Sophie's favorite class, drama, comes right at the end of the day—just when her friends are ready to sneak out of school. Auditions for the school play are being held today, and she really wants to try out. But her friends are telling her to cut class and go to the city with them. She wants to be in the play, but she doesn't want to disappoint her friends. She's feeling peer pressure.
The urge to conform to their peers (kids the same age) is a normal stage for kids ranging in age from about 12 to 21. At this stage, children start looking to their peers—not their parents—to help them figure out everything from what clothes to wear to how serious to be about school. You can play an important role in this process by helping your kids learn to make good choices when they're being influenced—for better or worse—by their peers.
Is peer pressure always negative?
People tend to focus on the bad effects of peer pressure. But the desire to be like their peers can help your children too. On the positive side, peer pressure can provide kids this age with:
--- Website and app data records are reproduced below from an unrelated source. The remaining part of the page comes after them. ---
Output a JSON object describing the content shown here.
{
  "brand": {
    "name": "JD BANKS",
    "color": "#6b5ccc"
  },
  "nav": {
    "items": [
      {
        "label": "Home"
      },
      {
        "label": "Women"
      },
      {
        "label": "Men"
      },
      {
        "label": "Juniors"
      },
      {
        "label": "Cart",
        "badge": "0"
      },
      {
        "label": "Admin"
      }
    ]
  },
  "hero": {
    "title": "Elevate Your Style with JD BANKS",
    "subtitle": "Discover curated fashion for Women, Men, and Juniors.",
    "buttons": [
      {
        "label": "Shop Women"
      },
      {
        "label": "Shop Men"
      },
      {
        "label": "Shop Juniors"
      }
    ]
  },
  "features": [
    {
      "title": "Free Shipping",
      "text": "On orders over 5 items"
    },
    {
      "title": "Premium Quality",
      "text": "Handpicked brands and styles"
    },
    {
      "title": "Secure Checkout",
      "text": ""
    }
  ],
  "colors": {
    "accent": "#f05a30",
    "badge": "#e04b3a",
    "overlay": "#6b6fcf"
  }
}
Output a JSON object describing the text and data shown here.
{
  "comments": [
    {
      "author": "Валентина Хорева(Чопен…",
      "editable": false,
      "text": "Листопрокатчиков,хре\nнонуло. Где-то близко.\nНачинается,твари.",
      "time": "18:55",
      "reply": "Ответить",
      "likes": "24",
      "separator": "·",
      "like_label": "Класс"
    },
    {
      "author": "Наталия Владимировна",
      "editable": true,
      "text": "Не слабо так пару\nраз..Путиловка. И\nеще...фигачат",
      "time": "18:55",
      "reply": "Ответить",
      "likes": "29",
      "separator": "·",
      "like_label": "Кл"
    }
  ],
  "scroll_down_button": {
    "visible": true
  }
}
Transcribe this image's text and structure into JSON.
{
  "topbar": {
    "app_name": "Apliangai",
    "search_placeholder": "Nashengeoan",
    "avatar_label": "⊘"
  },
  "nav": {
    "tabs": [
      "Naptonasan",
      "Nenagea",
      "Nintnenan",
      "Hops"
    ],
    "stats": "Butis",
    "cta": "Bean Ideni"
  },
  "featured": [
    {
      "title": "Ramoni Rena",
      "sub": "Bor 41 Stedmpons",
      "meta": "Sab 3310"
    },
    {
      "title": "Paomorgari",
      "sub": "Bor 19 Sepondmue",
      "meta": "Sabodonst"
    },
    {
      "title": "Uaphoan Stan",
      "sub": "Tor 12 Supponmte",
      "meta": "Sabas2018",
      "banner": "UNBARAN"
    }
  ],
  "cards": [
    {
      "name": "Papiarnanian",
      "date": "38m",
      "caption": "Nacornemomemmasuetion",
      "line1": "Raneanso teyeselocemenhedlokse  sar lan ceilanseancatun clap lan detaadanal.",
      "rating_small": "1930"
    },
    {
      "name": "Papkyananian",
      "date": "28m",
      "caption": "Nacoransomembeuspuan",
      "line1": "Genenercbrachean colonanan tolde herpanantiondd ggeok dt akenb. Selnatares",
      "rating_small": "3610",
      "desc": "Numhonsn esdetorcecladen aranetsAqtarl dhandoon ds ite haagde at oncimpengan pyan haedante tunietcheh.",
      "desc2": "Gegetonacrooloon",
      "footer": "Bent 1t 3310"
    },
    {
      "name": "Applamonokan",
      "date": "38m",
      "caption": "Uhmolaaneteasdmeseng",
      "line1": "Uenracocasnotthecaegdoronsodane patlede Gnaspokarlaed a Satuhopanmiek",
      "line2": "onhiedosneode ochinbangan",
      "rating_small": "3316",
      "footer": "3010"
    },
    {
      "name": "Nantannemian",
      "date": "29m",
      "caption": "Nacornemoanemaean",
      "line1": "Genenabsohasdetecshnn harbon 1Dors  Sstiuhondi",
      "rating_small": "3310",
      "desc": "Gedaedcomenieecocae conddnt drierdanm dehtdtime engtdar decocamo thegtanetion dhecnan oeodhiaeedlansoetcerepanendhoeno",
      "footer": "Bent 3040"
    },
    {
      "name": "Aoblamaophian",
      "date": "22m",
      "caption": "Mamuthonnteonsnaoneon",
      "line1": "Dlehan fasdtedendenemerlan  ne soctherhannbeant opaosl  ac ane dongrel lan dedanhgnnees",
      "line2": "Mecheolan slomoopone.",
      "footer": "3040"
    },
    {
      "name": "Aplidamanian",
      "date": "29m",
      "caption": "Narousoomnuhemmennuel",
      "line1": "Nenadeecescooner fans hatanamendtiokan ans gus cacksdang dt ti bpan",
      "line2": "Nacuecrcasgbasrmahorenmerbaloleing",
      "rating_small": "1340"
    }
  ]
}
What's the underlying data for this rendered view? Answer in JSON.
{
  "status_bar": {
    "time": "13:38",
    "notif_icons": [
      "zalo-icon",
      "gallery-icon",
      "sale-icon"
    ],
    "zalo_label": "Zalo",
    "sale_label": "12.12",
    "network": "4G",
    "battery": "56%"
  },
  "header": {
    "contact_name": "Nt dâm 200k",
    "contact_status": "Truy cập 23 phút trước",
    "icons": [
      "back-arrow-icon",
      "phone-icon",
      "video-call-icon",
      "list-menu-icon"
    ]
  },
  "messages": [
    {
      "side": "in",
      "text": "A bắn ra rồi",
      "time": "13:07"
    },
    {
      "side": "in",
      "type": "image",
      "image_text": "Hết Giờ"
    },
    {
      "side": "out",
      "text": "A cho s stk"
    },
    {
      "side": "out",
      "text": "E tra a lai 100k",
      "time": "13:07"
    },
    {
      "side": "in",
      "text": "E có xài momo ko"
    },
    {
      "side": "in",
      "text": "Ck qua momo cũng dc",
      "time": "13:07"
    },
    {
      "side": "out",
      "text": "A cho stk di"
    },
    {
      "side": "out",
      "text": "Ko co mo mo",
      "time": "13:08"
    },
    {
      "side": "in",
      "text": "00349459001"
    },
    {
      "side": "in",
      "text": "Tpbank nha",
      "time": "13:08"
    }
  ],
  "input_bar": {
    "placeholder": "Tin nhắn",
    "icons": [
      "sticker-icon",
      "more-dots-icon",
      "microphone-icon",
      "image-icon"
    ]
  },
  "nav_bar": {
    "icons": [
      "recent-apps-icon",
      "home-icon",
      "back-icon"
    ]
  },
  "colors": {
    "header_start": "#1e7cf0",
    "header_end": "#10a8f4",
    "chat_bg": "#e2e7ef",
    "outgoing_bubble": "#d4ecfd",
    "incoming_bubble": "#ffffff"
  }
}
- Friendship, acceptance, and a chance to build lasting bonds.
- Positive examples of how to work hard and be honest, kind, and loyal.
- Feedback and advice as they try out new ideas, explore beliefs, and discuss problems.
- Opportunities to get to meet new people and work out differences.
- Encouragement to do their best, and someone to talk to when they feel like they've failed.
- Support to try new sports, clubs, activities, foods, and music.
Unfortunately, peer pressure can also lead to risky behavior, such as:
What makes kids vulnerable to peer pressure?
The one thing that seems to make all adolescents vulnerable to peer pressure is simply being in this age range. They're just doing what kids their age (middle school to high school) do. Research suggests that peer pressure can be especially difficult to resist because, at this stage of their lives, lots of kids:
- Want to fit in and be like the kids they admire.
- Want to do what other kids are doing, and have what other kids have.
- Don't want to feel awkward or uncomfortable.
- Are afraid of being rejected or made fun of.
- Don't know how to get out of a pressure situation.
- Aren't sure what they really want.
What can parents do to help?
As normal as it is for adolescents to go along with their peers, it can be just as normal for parents to take their children's challenging behavior personally. Just try to remember that kids aren't so much rejecting you as they are trying to establish their own identity.